The series’ third sign of Ragnarok – the blinding of Odin that is shown in the second episode, Somewhere over the Rainbow Bridge – does not bear any relation to the real myth either. Ragnarok was really to be heralded by dreadful winters, culminating in a permanent one that rejoiced in the name of the Fimbul Winter, during which the fabric of society would be pushed to breaking point: fathers, sons and brothers would kill one another, communities would collapse and all vows would be forgotten. Monsters imprisoned in the bowels of the earth, including Loki and his children the wolf Fenris and the serpent Jormungand, would be let loose to attack Asgard, the home of the gods. In Hercules, Loki regularly changes shape to become a wolf, though Fenris and Jormungand are themselves absent.
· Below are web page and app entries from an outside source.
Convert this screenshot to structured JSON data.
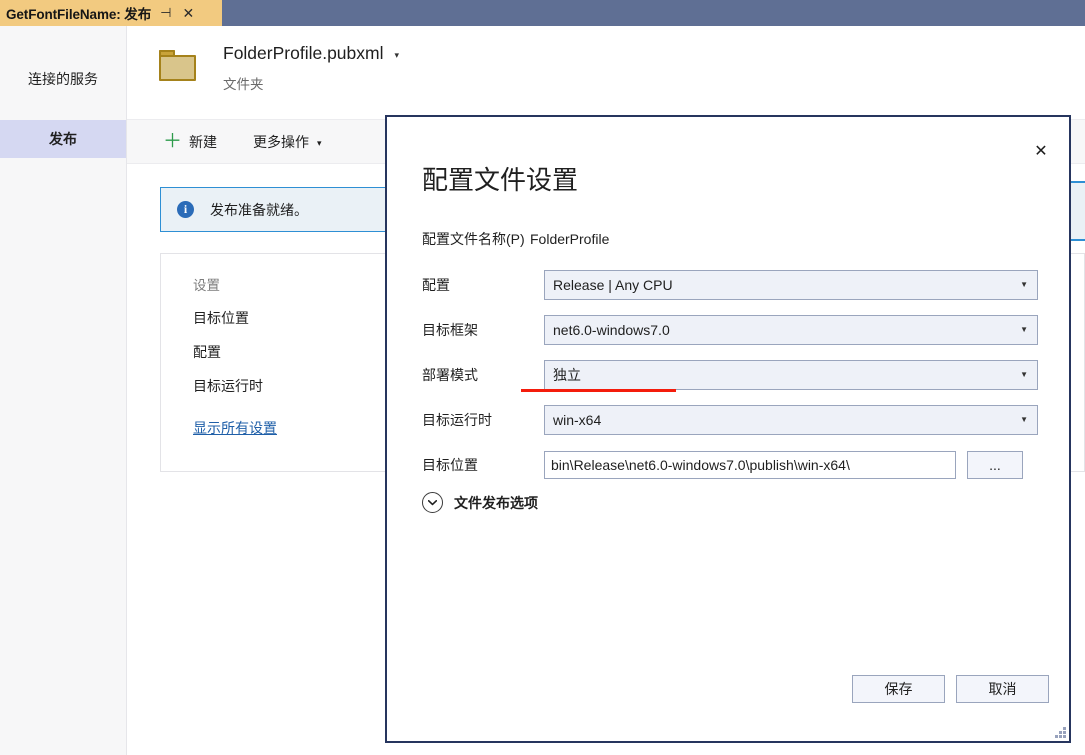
{
  "tab": {
    "title": "GetFontFileName: 发布",
    "pin_icon": "pin-icon",
    "close_icon": "close-icon"
  },
  "sidebar": {
    "items": [
      {
        "label": "连接的服务",
        "selected": false
      },
      {
        "label": "发布",
        "selected": true
      }
    ]
  },
  "profile_header": {
    "icon": "folder-icon",
    "name": "FolderProfile.pubxml",
    "caret": "▾",
    "subtitle": "文件夹"
  },
  "toolbar": {
    "new_label": "新建",
    "new_plus": "＋",
    "more_label": "更多操作",
    "more_caret": "▾"
  },
  "info_banner": {
    "icon_glyph": "i",
    "text": "发布准备就绪。"
  },
  "settings_card": {
    "title": "设置",
    "rows": [
      {
        "label": "目标位置"
      },
      {
        "label": "配置"
      },
      {
        "label": "目标运行时"
      }
    ],
    "link": "显示所有设置"
  },
  "dialog": {
    "close_icon": "✕",
    "title": "配置文件设置",
    "profile_name_label": "配置文件名称(P)",
    "profile_name_value": "FolderProfile",
    "fields": [
      {
        "label": "配置",
        "value": "Release | Any CPU",
        "caret": "▼"
      },
      {
        "label": "目标框架",
        "value": "net6.0-windows7.0",
        "caret": "▼"
      },
      {
        "label": "部署模式",
        "value": "独立",
        "caret": "▼"
      },
      {
        "label": "目标运行时",
        "value": "win-x64",
        "caret": "▼"
      }
    ],
    "location": {
      "label": "目标位置",
      "value": "bin\\Release\\net6.0-windows7.0\\publish\\win-x64\\",
      "browse_label": "..."
    },
    "expander": {
      "caret": "❯",
      "label": "文件发布选项"
    },
    "save_label": "保存",
    "cancel_label": "取消"
  },
  "colors": {
    "tab_active": "#f2ca80",
    "tab_strip": "#5f6f94",
    "nav_selected": "#d5d8f2",
    "accent_blue": "#2e8fd4",
    "link_blue": "#1f5fa8",
    "annotation_red": "#f41c0c",
    "dialog_border": "#26355e",
    "combo_bg": "#eef1f8",
    "plus_green": "#2d9b4b"
  }
}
Ragnarok was to be the end of the world, but, like the flood myths, it was just the end of the world as we know it. The old order of the Norse gods would die in its struggle with the freed monsters, but a new order would rise in its place. Some gods and men would survive Ragnarok and the new world would not be troubled by the ancient evil that had destroyed itself in its attack on Asgard.